During the 70’s they did have a series of successful albums and hit singles in their homeland along with prestigious support slots with ELO and Queen. They were on the verge of an international breakthrough in 1977 when the single ‘Want you to be Mine’, from Starlight Dancer achieved chart success in the U.S, peaking at #55 in the Billboard Charts. They were even voted Most Promising Band of the Year by the influential American music magazine Record World. But career progression faded out across the world before it had really begun and success was eventually limited to their home territory where they remain one of Holland’s most successful progressive rock bands.
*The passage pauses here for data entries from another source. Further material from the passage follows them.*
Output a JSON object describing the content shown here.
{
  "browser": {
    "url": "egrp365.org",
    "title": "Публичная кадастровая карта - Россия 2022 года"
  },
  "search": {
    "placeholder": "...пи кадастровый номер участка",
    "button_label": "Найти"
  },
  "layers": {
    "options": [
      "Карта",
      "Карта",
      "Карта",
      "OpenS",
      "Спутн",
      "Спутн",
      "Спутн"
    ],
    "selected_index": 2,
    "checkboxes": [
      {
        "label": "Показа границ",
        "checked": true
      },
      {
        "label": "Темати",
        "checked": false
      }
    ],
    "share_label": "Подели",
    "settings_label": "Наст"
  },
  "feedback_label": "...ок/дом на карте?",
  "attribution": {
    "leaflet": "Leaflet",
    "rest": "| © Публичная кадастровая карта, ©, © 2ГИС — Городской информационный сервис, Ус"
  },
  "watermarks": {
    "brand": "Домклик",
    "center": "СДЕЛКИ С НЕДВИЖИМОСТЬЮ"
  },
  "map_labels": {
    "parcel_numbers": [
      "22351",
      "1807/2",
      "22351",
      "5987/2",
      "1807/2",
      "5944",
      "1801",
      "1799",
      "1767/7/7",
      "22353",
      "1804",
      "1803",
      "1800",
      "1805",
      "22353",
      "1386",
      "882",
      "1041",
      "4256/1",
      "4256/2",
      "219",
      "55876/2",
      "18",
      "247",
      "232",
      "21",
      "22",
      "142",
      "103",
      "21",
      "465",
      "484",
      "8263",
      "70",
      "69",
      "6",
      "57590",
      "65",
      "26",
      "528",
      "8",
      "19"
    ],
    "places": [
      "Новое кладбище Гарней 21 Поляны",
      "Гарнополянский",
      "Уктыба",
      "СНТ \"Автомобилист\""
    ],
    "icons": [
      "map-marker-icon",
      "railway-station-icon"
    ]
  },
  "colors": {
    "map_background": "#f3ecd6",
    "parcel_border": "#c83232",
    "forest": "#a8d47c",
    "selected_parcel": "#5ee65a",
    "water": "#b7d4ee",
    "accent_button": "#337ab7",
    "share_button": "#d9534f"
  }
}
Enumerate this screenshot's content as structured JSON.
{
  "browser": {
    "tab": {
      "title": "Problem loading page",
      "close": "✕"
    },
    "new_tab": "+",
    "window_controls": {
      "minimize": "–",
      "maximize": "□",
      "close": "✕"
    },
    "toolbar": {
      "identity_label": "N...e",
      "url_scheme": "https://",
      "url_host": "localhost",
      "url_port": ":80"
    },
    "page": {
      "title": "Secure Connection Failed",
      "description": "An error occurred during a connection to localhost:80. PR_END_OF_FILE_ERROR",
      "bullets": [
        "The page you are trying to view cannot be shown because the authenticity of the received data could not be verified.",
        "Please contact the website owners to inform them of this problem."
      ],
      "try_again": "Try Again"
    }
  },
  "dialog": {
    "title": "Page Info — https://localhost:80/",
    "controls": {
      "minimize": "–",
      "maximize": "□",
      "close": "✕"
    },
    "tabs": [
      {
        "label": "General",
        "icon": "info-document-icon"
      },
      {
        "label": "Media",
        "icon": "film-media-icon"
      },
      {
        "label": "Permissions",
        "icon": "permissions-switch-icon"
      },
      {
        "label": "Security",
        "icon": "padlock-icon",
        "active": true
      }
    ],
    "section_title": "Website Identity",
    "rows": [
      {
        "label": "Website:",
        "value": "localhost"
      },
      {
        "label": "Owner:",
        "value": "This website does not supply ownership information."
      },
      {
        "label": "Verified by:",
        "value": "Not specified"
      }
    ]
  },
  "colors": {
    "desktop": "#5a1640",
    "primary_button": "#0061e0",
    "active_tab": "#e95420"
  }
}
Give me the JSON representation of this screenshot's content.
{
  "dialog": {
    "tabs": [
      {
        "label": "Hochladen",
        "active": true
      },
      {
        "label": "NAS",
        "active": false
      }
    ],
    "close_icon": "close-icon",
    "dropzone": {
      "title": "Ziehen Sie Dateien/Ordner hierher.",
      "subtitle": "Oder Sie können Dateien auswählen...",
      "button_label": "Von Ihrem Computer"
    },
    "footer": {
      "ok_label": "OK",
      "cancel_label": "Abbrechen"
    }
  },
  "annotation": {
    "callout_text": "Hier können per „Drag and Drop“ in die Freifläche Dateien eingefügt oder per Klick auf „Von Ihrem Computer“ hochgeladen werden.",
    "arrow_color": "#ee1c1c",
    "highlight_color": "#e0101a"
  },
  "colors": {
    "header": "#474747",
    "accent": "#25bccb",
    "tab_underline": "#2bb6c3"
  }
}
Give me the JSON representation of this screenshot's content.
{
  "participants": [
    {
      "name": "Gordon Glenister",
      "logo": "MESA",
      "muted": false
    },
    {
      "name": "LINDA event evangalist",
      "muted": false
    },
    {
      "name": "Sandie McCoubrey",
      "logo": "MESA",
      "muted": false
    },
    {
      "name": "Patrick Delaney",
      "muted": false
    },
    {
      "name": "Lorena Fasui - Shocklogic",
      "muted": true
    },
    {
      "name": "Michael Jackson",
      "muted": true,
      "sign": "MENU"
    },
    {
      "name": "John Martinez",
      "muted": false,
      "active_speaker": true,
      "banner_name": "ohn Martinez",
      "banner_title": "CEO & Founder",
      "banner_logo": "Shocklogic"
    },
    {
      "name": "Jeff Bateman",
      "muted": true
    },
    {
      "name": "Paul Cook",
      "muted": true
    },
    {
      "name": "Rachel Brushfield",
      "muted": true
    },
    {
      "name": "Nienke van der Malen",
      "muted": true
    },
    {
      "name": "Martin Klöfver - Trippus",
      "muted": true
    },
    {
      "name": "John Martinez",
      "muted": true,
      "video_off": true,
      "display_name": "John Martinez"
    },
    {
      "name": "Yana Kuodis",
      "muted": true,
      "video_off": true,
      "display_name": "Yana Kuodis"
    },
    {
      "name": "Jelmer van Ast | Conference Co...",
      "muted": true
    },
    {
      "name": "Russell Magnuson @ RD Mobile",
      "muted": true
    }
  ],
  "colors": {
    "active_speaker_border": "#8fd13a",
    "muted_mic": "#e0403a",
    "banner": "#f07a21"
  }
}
Original member Ton Scherpenzeel has recently gone back to the drawing board, after numerous personnel changes over the years, and found both the energy and enthusiasm to form a new band under the Kayak moniker. This has resulted in the album Seventeen and there are no prizes for guessing the inspiration for the album title.
And what a great contrast we get. A mixture of shorter melodic rock pieces alongside some lengthier progressive rock compositions. ‘Somebody’ sets the scene nicely with a catchy chorus and is spot on for a short opening track to introduce us to the vocals of new singer Bart Schwertmann. This is on a par with some of Foreigner’s early output.
‘La Peregrina’ follows and this epic track is the longest on the album clocking in at 11 minutes. A real absorbing piece which all lovers of progressive music will find delight at with the sweeping time changes. Plenty of symphonic guitar and keyboards which at times gives way to some beautiful mellow piano segments.
Its then back to a couple of shorter pieces, ‘Falling’ and ‘Feathers and Tar’ which could both sit very well in a rock opera. Strong memorable songs which will sound great in the live arena.
Tempo changes and different atmospherics are in abundance on the next longer symphonic track ‘Walk through Fire’. New guitar player Marcel Signor shows versatility on this track, with great feel and melody.
Camel’s Andy Latimer makes a surprise appearance on ‘Ripples on the Water’. A wonderful instrumental piece which starts off with a delicately played acoustic passage before finishing with some fine electric guitar playing.
The AOR sound returns on the Journey sounding ‘All that I Want’ before ‘X Marks the Spot’ which is an acoustic ballad sung very much in the style of Bernie Shaw (Uriah Heep). Rock operatics return with ‘God on our Side’ and ‘Love, Sail Away’.
‘Cracks’ is the final epic track with all the drama and turbulence you would expect from a Prog band. A well crafted number with passages of emotional change displayed throughout.
Bringing the album to a close is the intimate ballad ‘To an End’.
Overall Seventeen is a very fine piece of work with a nice balance of commercial melodic and progressive rock music. It is now time to start the education of looking into the back catalogue.
In the live environment the band will be joined by new bassist Kristoffer Gildenlöw (ex Pain of Salvation, Neal Morse Band) and drummer Colin Leiijenaar (Neal Morse band). There are no current plans to visit the UK but if they do then they will be well worth checking out.
- La Peregrina
- Feathers And Tar
- Walk Through Fire
- Ripples On The Water
- All That I Want
- X Marks The Spot
- God On Our Side
- Love, Sail Away
- To An End